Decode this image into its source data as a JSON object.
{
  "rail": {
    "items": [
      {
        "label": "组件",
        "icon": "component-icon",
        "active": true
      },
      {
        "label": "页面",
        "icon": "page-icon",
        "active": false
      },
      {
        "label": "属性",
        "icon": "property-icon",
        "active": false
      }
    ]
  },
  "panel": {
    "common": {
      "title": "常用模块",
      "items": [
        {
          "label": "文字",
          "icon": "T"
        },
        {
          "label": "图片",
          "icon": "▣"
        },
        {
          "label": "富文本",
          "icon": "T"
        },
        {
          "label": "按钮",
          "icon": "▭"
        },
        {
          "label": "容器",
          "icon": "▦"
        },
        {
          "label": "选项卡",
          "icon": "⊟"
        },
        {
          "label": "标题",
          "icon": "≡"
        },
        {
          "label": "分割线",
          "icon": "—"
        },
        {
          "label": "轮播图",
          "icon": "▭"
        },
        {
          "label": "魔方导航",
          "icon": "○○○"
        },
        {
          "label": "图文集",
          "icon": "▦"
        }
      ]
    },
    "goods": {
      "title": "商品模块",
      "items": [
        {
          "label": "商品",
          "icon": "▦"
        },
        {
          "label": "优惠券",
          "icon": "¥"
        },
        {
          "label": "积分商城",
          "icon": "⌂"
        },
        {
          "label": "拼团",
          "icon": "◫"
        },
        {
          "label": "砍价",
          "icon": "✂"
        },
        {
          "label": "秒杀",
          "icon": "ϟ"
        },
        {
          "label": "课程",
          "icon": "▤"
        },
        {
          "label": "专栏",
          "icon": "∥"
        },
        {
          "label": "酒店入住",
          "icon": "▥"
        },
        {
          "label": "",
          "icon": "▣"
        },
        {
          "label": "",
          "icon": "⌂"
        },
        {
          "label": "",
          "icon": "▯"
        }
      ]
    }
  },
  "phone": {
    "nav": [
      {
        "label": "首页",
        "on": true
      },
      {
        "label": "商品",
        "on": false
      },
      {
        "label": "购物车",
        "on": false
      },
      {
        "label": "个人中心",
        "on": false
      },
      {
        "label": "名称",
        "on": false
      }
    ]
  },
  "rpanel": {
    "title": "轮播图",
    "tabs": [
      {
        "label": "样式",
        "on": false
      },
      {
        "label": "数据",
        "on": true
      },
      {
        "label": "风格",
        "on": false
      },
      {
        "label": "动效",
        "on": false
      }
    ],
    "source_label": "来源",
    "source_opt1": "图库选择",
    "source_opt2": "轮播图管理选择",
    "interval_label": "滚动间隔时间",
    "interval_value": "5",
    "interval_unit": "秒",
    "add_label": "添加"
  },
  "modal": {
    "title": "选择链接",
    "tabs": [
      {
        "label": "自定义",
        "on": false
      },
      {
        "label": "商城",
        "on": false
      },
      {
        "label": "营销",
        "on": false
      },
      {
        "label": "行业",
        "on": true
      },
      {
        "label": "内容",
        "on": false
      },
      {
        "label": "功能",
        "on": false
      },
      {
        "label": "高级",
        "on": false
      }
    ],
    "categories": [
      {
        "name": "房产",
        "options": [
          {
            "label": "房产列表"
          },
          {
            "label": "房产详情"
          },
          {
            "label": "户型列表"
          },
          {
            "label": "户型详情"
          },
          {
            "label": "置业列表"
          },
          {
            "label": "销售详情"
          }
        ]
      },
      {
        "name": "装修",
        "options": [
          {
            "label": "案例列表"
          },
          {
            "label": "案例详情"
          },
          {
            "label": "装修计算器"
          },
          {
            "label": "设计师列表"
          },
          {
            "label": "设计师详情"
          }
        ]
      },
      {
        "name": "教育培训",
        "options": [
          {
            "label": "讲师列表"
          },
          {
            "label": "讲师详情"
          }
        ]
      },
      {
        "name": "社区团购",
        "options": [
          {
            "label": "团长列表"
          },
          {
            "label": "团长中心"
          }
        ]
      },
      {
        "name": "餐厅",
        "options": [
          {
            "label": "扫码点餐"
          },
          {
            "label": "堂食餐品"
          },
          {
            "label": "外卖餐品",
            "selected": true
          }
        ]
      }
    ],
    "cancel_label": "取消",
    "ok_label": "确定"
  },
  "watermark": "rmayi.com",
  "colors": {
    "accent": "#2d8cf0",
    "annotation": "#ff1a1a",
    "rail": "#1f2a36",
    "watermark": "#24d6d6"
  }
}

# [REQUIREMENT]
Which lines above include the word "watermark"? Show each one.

# [EXERCISE SOLUTION]
  "watermark": "rmayi.com",
    "watermark": "#24d6d6"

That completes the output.